In addition, Gerald Warren has donated a large collection of personal papers concerning his work in the Nixon and Ford administrations to the Hoover Institution at Stanford University. Additional material on his post-White House activities is housed at the Mandeville Special Collections Library at the University of California-San Diego. Papers relating to Warren’s service in the Nixon White House are presumed to be part of the Nixon Presidential Materials Project.
Subject File – Ford, Gerald R., 1974-1975.
(Boxes 1‑2, 0.6 linear feet)
Primarily press clippings, interview and press briefing transcripts, speech texts, press releases, and briefing books used by the Communications Office during President Ford’s first year in office.
Arranged alphabetically by subject.
Subject File – Nixon, Richard M., 1972-1984. (Boxes 2‑3, 0.3 linear feet)
Newspaper clippings related to former President Nixon during the decade after he left office. Many of the articles discuss the books published in this period about Richard Nixon and the Watergate scandal.
Arranged alphabetically by subject.
Subject File – Northrop Corporation, 1975. (Box 3, 0.1 linear feet)
Newspaper reports regarding the aerospace company Northrop Corporation’s involvement in questionable contributions to the 1972 Nixon re-election campaign, congressmen, and foreign officials in order to secure defense contracts.

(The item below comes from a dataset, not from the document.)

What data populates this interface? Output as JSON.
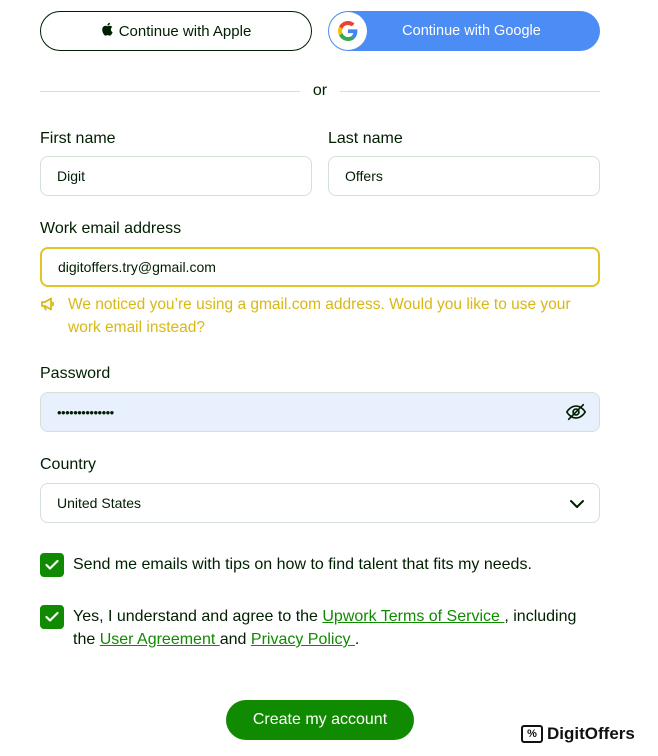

Arranged alphabetically by subject.
Box 1 - Subject File – Ford, Gerald R.
- Conference on Security and Cooperation in Europe (1)-(2)

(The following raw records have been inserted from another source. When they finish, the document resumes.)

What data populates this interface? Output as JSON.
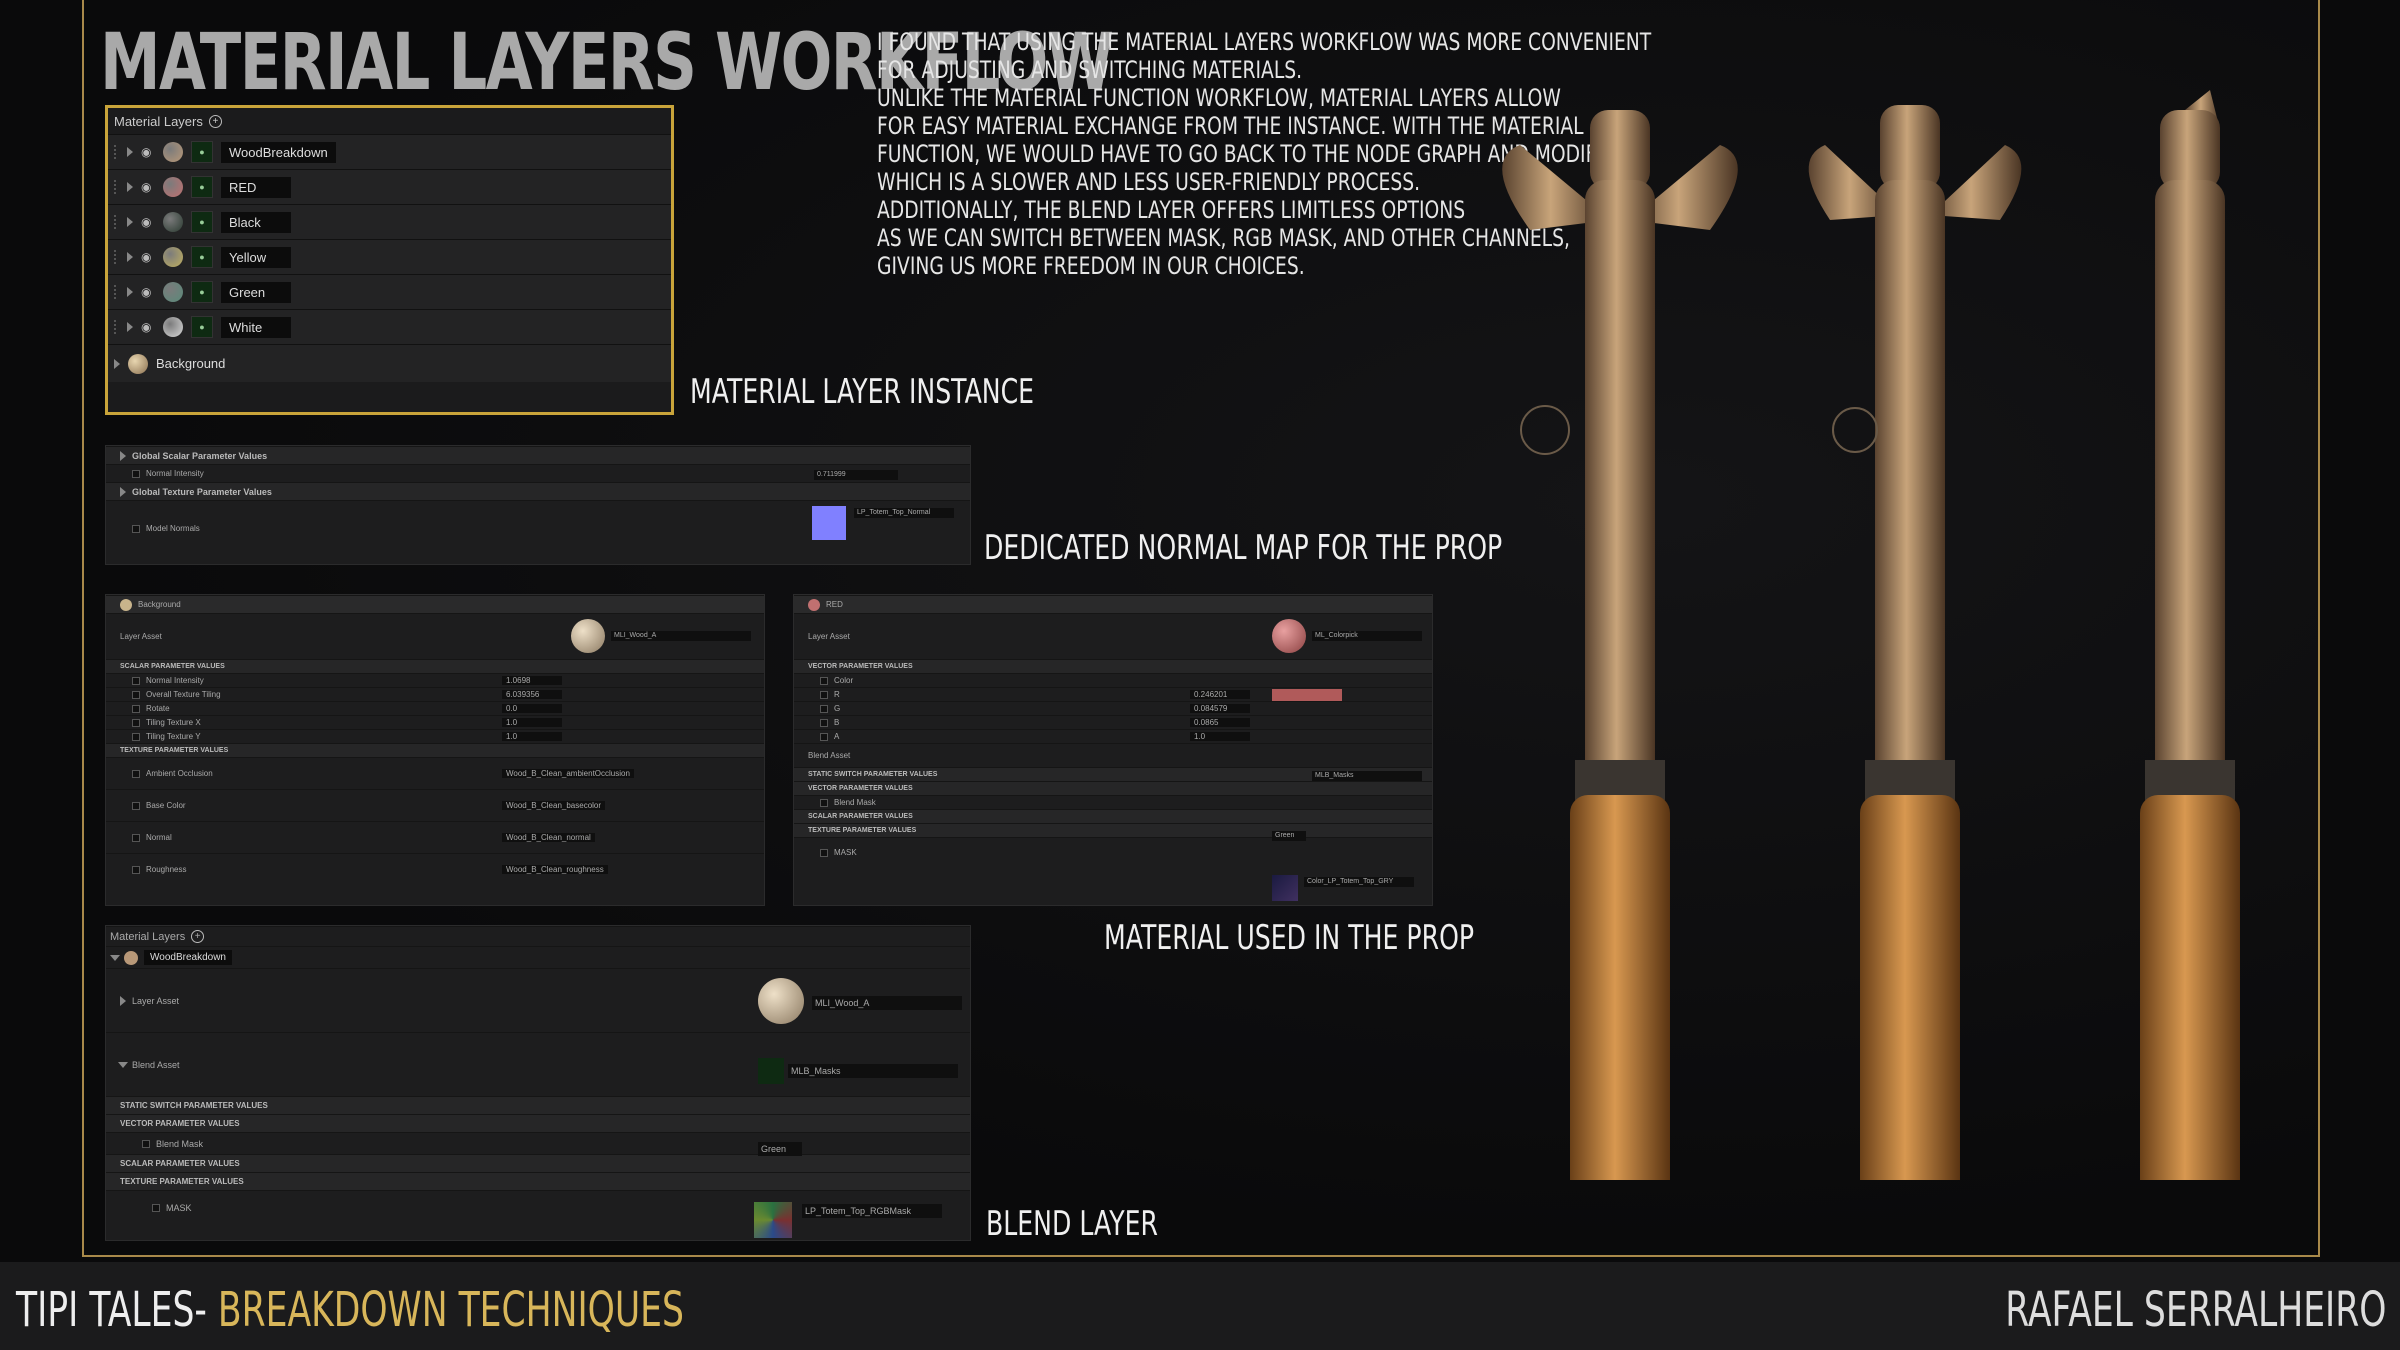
{
  "title": "MATERIAL LAYERS WORKFLOW",
  "description": [
    "I found that using the material layers workflow was more convenient",
    "for adjusting and switching materials.",
    "Unlike the material function workflow, material layers allow",
    "for easy material exchange from the instance. With the material",
    "function, we would have to go back to the node graph and modify it,",
    "which is a slower and less user-friendly process.",
    "Additionally, the blend layer offers limitless options",
    "as we can switch between mask, RGB mask, and other channels,",
    "giving us more freedom in our choices."
  ],
  "captions": {
    "instance": "MATERIAL LAYER INSTANCE",
    "normal": "DEDICATED NORMAL MAP FOR THE PROP",
    "used": "MATERIAL USED IN THE PROP",
    "blend": "BLEND LAYER"
  },
  "material_layers": {
    "header": "Material Layers",
    "layers": [
      {
        "name": "WoodBreakdown",
        "color": "#b89878"
      },
      {
        "name": "RED",
        "color": "#c07070"
      },
      {
        "name": "Black",
        "color": "#2a3a30"
      },
      {
        "name": "Yellow",
        "color": "#c0b060"
      },
      {
        "name": "Green",
        "color": "#5a8a7a"
      },
      {
        "name": "White",
        "color": "#d8d8d8"
      }
    ],
    "background": "Background"
  },
  "global_params": {
    "scalar_header": "Global Scalar Parameter Values",
    "normal_intensity": "Normal Intensity",
    "normal_intensity_value": "0.711999",
    "texture_header": "Global Texture Parameter Values",
    "model_normals": "Model Normals",
    "texture_name": "LP_Totem_Top_Normal"
  },
  "background_panel": {
    "header": "Background",
    "layer_asset": "Layer Asset",
    "asset_name": "MLI_Wood_A",
    "scalar_header": "SCALAR PARAMETER VALUES",
    "scalar_rows": [
      {
        "label": "Normal Intensity",
        "value": "1.0698"
      },
      {
        "label": "Overall Texture Tiling",
        "value": "6.039356"
      },
      {
        "label": "Rotate",
        "value": "0.0"
      },
      {
        "label": "Tiling Texture X",
        "value": "1.0"
      },
      {
        "label": "Tiling Texture Y",
        "value": "1.0"
      }
    ],
    "texture_header": "TEXTURE PARAMETER VALUES",
    "texture_rows": [
      {
        "label": "Ambient Occlusion",
        "tex": "Wood_B_Clean_ambientOcclusion"
      },
      {
        "label": "Base Color",
        "tex": "Wood_B_Clean_basecolor"
      },
      {
        "label": "Normal",
        "tex": "Wood_B_Clean_normal"
      },
      {
        "label": "Roughness",
        "tex": "Wood_B_Clean_roughness"
      }
    ]
  },
  "red_panel": {
    "header": "RED",
    "layer_asset": "Layer Asset",
    "asset_name": "ML_Colorpick",
    "vector_header": "VECTOR PARAMETER VALUES",
    "color_label": "Color",
    "channels": [
      {
        "label": "R",
        "value": "0.246201"
      },
      {
        "label": "G",
        "value": "0.084579"
      },
      {
        "label": "B",
        "value": "0.0865"
      },
      {
        "label": "A",
        "value": "1.0"
      }
    ],
    "blend_asset": "Blend Asset",
    "blend_name": "MLB_Masks",
    "static_header": "STATIC SWITCH PARAMETER VALUES",
    "vector_header2": "VECTOR PARAMETER VALUES",
    "blend_mask": "Blend Mask",
    "blend_mask_value": "Green",
    "scalar_header": "SCALAR PARAMETER VALUES",
    "texture_header": "TEXTURE PARAMETER VALUES",
    "mask_label": "MASK",
    "mask_tex": "Color_LP_Totem_Top_GRY"
  },
  "blend_panel": {
    "header": "Material Layers",
    "layer_name": "WoodBreakdown",
    "layer_asset": "Layer Asset",
    "asset_name": "MLI_Wood_A",
    "blend_asset": "Blend Asset",
    "blend_name": "MLB_Masks",
    "static_header": "STATIC SWITCH PARAMETER VALUES",
    "vector_header": "VECTOR PARAMETER VALUES",
    "blend_mask": "Blend Mask",
    "blend_mask_value": "Green",
    "scalar_header": "SCALAR PARAMETER VALUES",
    "texture_header": "TEXTURE PARAMETER VALUES",
    "mask_label": "MASK",
    "mask_tex": "LP_Totem_Top_RGBMask"
  },
  "footer": {
    "left_prefix": "TIPI TALES- ",
    "left_accent": "BREAKDOWN TECHNIQUES",
    "right": "RAFAEL SERRALHEIRO"
  },
  "colors": {
    "accent": "#d8b65a",
    "frame": "#a8894a",
    "highlight": "#c9a43a"
  }
}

- Diego Garcia
- Energy Policy- Briefing Book
- First Year in Office (1)-(2)
- Foreign Policy/Détente- Press Clippings
- Foreign Policy Press Briefings (1)-(2)
- Ford Interviews (1)-(4)
Box 2 - Subject File – Ford, Gerald R.
- Mayaguez- Department of Defense Press Briefings
- Mayaguez- Press Clippings
- Philosophy (1)-(2)
- Pool Donors
- Schlesinger and First Strike, 1975- Press Clippings
- Solzhenitsyn Visit
- Style- Press Clippings (1)-(2)
- Style- Vision Memo
Box 2 (Continued) - Subject File – Nixon, Richard M.
- Above the Law—Washington Star 6/5/1977
- ASNE Speech and Interview, 1984
- Disclosure of 6/23/1972 Tape
Box 3 - Subject File – Nixon, Richard M.
- The Final Days (1)-(2)
- Interview with James S. Copley
- New Yorker Series (1)-(2)
Box 3 (Continued) - Subject File – Northrop Corporation
- Foreign Contracts- Press Clippings (1)-(2)